It can also feel heartbreaking. Because Hong Kongers are up against terrible odds in defying Beijing. China has 1.4 billion people, a huge military, a massive domestic security apparatus and a communist party that has preserved its monopoly rule for 70 years by persecuting, imprisoning or killing those who dissent (remember Tiananmen, 1989). Hong Kong has 7.5 million people, no army of its own, a chief executive handpicked by Beijing, and a police force evidently enjoined by that chief executive, Carrie Lam, or her bosses in mainland China, to enforce not the interests of Hong Kongers, but the desires of Beijing.
Despite all that, Hong Kongers — young, old and in between — have carried on, taking great risks to demand the rights and freedoms that China promised them for 50 years after the 1997 British handover. It's now more than 17 weeks since these protests began — triggered by Lam's efforts to pass a bill that would have allowed extradition from Hong Kong to China. After enormous protests, and many showdowns between protesters and police, Lam finally promised to withdraw the bill. But Hong Kongers want more than a hard-won dispensation from a satrap of Beijing. They want the ability to elect their own chief executive. They want the universal suffrage Beijing promised and reneged on.
As the protests have rolled on, Beijing and its minions in charge of Hong Kong have delivered quite a beating to the brave people of this territory. China has threatened Hong Kong with fire and the abyss, put Hong Kongers on notice that China's army might intervene, and pressured Hong Kong's flagship airline, Cathay Pacific, into firing staff who supported the protesters. Hong Kong's police force has arrested more than 1,500 people in connection with the protests, and been caught repeatedly using excessive force with strange zeal, including beating people bloody.
Which brings me to the question of what comes next. In Hong Kong, which is 12 hours ahead of New York, the date has already ticked over to October 1, 2019 — the 70th anniversary of the founding of the People's Republic of China. China's president, dictator Xi Jinping, wants a perfect party, complete with a giant military parade and lavish praise of his own tyranny. The betting has been that once the shindig is over, he will turn more seriously to the project of crushing Hong Kong's demands for freedom and democracy, either by subverting the territory behind the scenes, or by way of a modern replay of the 1989 Tiananmen bloodbath.

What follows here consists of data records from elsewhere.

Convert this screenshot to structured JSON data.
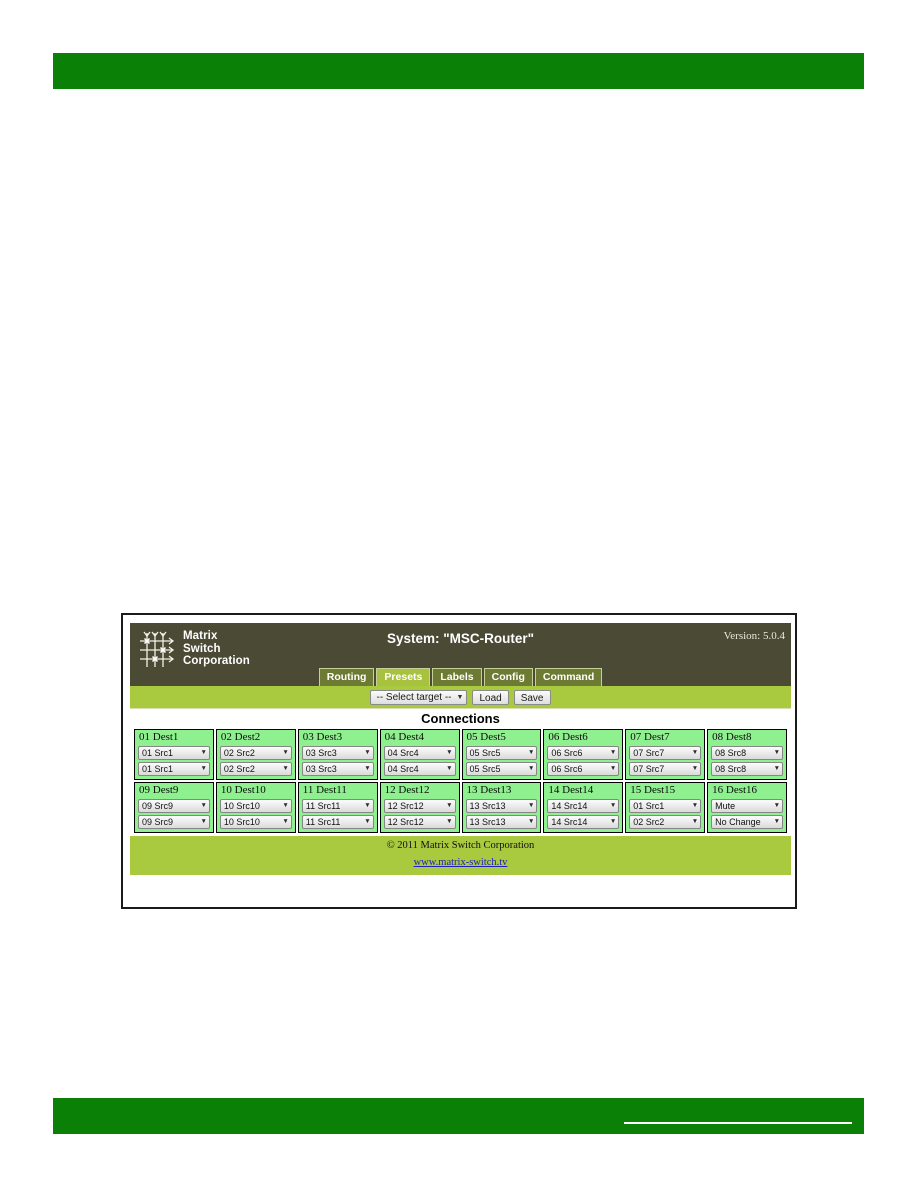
{
  "page": {
    "top_bar_color": "#0a8007",
    "bottom_bar_color": "#0a8007"
  },
  "app": {
    "logo": {
      "icon": "matrix-crosspoint-icon",
      "line1": "Matrix",
      "line2": "Switch",
      "line3": "Corporation"
    },
    "system_title": "System: \"MSC-Router\"",
    "version": "Version: 5.0.4",
    "header_bg": "#4a4a35",
    "accent": "#a9c93f",
    "tabs": [
      {
        "label": "Routing",
        "active": false
      },
      {
        "label": "Presets",
        "active": true
      },
      {
        "label": "Labels",
        "active": false
      },
      {
        "label": "Config",
        "active": false
      },
      {
        "label": "Command",
        "active": false
      }
    ],
    "toolbar": {
      "target_select_value": "-- Select target --",
      "caret": "▼",
      "load_label": "Load",
      "save_label": "Save"
    },
    "main": {
      "title": "Connections",
      "cells": [
        {
          "label": "01 Dest1",
          "video": "01 Src1",
          "audio": "01 Src1"
        },
        {
          "label": "02 Dest2",
          "video": "02 Src2",
          "audio": "02 Src2"
        },
        {
          "label": "03 Dest3",
          "video": "03 Src3",
          "audio": "03 Src3"
        },
        {
          "label": "04 Dest4",
          "video": "04 Src4",
          "audio": "04 Src4"
        },
        {
          "label": "05 Dest5",
          "video": "05 Src5",
          "audio": "05 Src5"
        },
        {
          "label": "06 Dest6",
          "video": "06 Src6",
          "audio": "06 Src6"
        },
        {
          "label": "07 Dest7",
          "video": "07 Src7",
          "audio": "07 Src7"
        },
        {
          "label": "08 Dest8",
          "video": "08 Src8",
          "audio": "08 Src8"
        },
        {
          "label": "09 Dest9",
          "video": "09 Src9",
          "audio": "09 Src9"
        },
        {
          "label": "10 Dest10",
          "video": "10 Src10",
          "audio": "10 Src10"
        },
        {
          "label": "11 Dest11",
          "video": "11 Src11",
          "audio": "11 Src11"
        },
        {
          "label": "12 Dest12",
          "video": "12 Src12",
          "audio": "12 Src12"
        },
        {
          "label": "13 Dest13",
          "video": "13 Src13",
          "audio": "13 Src13"
        },
        {
          "label": "14 Dest14",
          "video": "14 Src14",
          "audio": "14 Src14"
        },
        {
          "label": "15 Dest15",
          "video": "01 Src1",
          "audio": "02 Src2"
        },
        {
          "label": "16 Dest16",
          "video": "Mute",
          "audio": "No Change"
        }
      ]
    },
    "footer": {
      "copyright": "© 2011 Matrix Switch Corporation",
      "link": "www.matrix-switch.tv"
    }
  }
}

It is thought-provoking, though not reassuring, to read a superbly reported piece published Monday by Reuters, breaking the story that "China quietly doubles troop levels in Hong Kong." It's also a good bet that Xi will not look happily on Hong Kong people exercising their promised right of free speech by papering the ground with pictures of his face, so people can stomp on it. China's communist party prefers a system in which they, and they alone, do all the stomping — though usually that means destroying not only pictures, but human beings.
How, exactly, this showdown in Hong Kong will play out, I can only guess, and the many people I've asked here are guessing too. But one thing I can tell you for sure. For decades, while operating as a free-trade port and world hub of banking, Hong Kong has been cooking up an identity and domestic culture that deserves respecting and defending as one of the great treasures of the Free World. During these months of protest, Hong Kong's people have led the world in defending, demanding and explaining the importance of freedom. They have been sacrificing plenty for it, and will almost certainly sacrifice a lot more. They stand tall among the heroes of our time, and we of the Free World should do everything in our power to stand with them. Glory to Hong Kong.